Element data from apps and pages
═══

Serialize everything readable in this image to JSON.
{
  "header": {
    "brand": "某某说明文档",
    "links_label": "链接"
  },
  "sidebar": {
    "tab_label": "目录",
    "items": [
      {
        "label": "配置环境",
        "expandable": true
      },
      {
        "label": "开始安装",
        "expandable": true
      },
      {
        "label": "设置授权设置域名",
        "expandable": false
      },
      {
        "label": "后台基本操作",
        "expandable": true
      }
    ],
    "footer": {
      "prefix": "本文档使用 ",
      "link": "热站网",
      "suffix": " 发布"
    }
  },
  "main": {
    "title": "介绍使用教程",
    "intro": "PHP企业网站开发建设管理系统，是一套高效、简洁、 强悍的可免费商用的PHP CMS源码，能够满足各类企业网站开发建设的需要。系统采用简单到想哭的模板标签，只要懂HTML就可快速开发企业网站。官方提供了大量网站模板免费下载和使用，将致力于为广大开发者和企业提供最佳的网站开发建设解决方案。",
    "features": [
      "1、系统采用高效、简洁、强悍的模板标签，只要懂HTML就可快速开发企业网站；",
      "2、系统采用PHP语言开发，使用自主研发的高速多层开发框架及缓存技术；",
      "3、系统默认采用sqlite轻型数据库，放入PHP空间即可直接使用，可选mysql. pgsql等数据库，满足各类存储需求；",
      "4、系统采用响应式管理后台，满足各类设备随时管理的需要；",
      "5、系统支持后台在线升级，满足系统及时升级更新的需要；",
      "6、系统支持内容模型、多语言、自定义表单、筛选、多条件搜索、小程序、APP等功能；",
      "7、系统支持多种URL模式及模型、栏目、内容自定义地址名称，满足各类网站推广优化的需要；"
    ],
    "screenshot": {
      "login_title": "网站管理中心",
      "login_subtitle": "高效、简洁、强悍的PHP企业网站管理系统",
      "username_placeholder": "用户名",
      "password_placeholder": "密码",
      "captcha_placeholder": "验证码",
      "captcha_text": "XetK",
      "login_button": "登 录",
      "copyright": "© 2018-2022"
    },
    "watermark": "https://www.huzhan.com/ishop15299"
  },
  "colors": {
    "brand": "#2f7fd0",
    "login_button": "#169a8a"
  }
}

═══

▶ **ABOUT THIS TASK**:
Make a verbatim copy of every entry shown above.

▶ **PROBLEM SOLUTION**:
Serialize everything readable in this image to JSON.
{
  "header": {
    "brand": "某某说明文档",
    "links_label": "链接"
  },
  "sidebar": {
    "tab_label": "目录",
    "items": [
      {
        "label": "配置环境",
        "expandable": true
      },
      {
        "label": "开始安装",
        "expandable": true
      },
      {
        "label": "设置授权设置域名",
        "expandable": false
      },
      {
        "label": "后台基本操作",
        "expandable": true
      }
    ],
    "footer": {
      "prefix": "本文档使用 ",
      "link": "热站网",
      "suffix": " 发布"
    }
  },
  "main": {
    "title": "介绍使用教程",
    "intro": "PHP企业网站开发建设管理系统，是一套高效、简洁、 强悍的可免费商用的PHP CMS源码，能够满足各类企业网站开发建设的需要。系统采用简单到想哭的模板标签，只要懂HTML就可快速开发企业网站。官方提供了大量网站模板免费下载和使用，将致力于为广大开发者和企业提供最佳的网站开发建设解决方案。",
    "features": [
      "1、系统采用高效、简洁、强悍的模板标签，只要懂HTML就可快速开发企业网站；",
      "2、系统采用PHP语言开发，使用自主研发的高速多层开发框架及缓存技术；",
      "3、系统默认采用sqlite轻型数据库，放入PHP空间即可直接使用，可选mysql. pgsql等数据库，满足各类存储需求；",
      "4、系统采用响应式管理后台，满足各类设备随时管理的需要；",
      "5、系统支持后台在线升级，满足系统及时升级更新的需要；",
      "6、系统支持内容模型、多语言、自定义表单、筛选、多条件搜索、小程序、APP等功能；",
      "7、系统支持多种URL模式及模型、栏目、内容自定义地址名称，满足各类网站推广优化的需要；"
    ],
    "screenshot": {
      "login_title": "网站管理中心",
      "login_subtitle": "高效、简洁、强悍的PHP企业网站管理系统",
      "username_placeholder": "用户名",
      "password_placeholder": "密码",
      "captcha_placeholder": "验证码",
      "captcha_text": "XetK",
      "login_button": "登 录",
      "copyright": "© 2018-2022"
    },
    "watermark": "https://www.huzhan.com/ishop15299"
  },
  "colors": {
    "brand": "#2f7fd0",
    "login_button": "#169a8a"
  }
}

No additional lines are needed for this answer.